◆ Data for review ◆
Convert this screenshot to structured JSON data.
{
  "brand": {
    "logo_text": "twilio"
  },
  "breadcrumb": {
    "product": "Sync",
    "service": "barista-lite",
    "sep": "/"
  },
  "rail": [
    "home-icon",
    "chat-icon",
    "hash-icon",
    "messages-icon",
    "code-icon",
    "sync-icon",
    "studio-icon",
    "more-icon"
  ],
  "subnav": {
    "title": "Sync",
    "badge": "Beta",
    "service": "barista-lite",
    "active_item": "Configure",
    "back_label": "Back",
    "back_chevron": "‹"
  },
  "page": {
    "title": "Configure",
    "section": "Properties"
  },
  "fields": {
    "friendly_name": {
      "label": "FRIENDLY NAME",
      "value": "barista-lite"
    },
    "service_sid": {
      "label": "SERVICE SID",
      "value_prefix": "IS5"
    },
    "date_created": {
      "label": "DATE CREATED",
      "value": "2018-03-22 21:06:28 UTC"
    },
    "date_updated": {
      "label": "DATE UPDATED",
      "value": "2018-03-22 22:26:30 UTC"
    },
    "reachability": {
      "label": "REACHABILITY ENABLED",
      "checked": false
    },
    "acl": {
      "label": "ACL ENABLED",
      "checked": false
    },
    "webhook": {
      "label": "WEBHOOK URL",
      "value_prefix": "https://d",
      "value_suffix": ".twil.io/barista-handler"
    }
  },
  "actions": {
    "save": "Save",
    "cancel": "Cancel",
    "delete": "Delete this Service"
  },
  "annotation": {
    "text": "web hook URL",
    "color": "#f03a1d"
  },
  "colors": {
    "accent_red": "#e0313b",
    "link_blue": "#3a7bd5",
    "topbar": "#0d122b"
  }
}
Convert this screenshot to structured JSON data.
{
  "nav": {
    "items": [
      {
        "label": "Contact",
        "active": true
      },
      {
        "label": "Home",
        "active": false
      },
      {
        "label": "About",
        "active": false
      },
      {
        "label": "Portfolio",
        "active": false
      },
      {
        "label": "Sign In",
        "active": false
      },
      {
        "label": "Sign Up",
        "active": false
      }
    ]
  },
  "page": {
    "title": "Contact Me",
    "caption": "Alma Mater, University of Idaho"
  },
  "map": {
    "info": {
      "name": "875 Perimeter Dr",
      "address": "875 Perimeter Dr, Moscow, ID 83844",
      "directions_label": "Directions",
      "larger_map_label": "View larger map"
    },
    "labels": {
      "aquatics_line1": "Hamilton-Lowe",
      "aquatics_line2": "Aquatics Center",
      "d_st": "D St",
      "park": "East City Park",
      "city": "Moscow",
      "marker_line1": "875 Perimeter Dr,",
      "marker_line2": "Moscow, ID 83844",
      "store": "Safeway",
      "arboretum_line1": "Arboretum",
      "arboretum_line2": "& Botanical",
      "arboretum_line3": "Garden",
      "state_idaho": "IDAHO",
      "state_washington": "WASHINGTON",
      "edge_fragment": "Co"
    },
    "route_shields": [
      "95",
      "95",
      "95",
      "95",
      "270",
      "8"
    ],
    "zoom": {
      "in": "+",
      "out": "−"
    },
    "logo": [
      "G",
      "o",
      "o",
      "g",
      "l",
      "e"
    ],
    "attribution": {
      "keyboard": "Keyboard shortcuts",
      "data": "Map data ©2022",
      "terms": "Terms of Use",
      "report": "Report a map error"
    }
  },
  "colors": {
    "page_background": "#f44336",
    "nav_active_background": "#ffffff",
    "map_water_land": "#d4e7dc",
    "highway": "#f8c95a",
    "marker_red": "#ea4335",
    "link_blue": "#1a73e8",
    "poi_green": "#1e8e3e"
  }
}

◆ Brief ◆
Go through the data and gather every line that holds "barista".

◆ Solution to this problem ◆
    "service": "barista-lite",
    "service": "barista-lite",
      "value": "barista-lite"
      "value_suffix": ".twil.io/barista-handler"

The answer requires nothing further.